The vote also was to begin the transition of the Measure U Application Committee functions to MLR, and to guide the current Recreation Commission in re-defining its roles and responsibilities.
The Council also was prepared to vote on amending the Measure R expenditure plan, designating MLR as the recommending body for all Measure R funding other than town and MLR contracts.
In addition, the council was asked to vote on designating MLR as the recommending body for all Measure U funds, and to reconcile current maintenance obligations and funding awards for both Measures R and U.
The extensive package before the council was available to the public for review on the town’s website.
Under the proposal, the Board of Directors of MLR would consist of nine directors.
Of these, seven would be considered at-large positions representing recreation interests encompassing seven core strategies.
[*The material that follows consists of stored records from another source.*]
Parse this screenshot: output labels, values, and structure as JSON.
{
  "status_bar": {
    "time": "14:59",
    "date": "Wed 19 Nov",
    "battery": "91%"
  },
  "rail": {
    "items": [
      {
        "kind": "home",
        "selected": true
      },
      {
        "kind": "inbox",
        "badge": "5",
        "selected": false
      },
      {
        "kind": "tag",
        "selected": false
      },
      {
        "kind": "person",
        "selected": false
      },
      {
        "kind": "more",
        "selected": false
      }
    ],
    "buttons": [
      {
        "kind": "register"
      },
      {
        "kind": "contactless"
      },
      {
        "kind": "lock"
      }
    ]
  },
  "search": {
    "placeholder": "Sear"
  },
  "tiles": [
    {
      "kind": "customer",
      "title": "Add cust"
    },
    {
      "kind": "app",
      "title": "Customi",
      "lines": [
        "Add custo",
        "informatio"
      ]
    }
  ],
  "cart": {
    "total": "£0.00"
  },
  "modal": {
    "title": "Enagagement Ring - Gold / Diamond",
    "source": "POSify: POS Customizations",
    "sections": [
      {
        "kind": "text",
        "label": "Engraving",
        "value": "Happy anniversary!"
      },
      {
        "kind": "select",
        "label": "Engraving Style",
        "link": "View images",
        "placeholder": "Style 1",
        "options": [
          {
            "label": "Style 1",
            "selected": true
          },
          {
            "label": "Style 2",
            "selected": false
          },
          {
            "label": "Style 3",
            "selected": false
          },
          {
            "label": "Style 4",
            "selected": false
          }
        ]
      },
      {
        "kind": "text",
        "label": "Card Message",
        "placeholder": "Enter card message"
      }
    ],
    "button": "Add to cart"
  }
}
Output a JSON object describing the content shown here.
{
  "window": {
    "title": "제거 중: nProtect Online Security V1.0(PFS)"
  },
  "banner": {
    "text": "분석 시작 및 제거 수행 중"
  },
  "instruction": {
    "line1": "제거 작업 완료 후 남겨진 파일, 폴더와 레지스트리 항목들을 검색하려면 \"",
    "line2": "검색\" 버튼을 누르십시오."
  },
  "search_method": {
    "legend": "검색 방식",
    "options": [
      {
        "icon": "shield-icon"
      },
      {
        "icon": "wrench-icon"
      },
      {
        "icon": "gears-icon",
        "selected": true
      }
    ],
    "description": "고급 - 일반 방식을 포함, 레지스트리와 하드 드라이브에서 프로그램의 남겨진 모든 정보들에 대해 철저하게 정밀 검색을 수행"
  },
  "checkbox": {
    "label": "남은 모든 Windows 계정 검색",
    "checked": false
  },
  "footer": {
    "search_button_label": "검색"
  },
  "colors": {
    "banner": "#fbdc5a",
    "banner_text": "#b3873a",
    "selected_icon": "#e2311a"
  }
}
One member would be an appointed representative of the Town Council, and another would represent the Recreation Commission.
Before the Board of Directors comes into being, the council also voted in forming a transition board consisting of current MLR Formation Committee members John Armstrong (Eastside Velo), Jo Bacon (Town Council), Teri Stehlik (Recreation Commission), Danna Stroud (Eastern Sierra Interpretive Society), Betsy Truax (Recreation Commission), Rick Wood (outgoing Council Member) and Mammoth Lakes Tourism executive director John Urdi.
Fernie, should he win in the June 3 election, would probably not continue with the transition board, according to the agenda bill.
MLR would begin with two staff persons—an executive director, and a recreation/trails coordinator.
After that, MLR would nail down its short-range and long-range plans.
Until then, though, the council would be largely out of the picture, having completed what Wood said was his intent from the beginning.
“We need to take the politics out of recreation,” he said at the beginning of the process last year.
Editor's Note: An earlier version of this story appeared in the print version of the Mammoth Times on Thursday, May 22.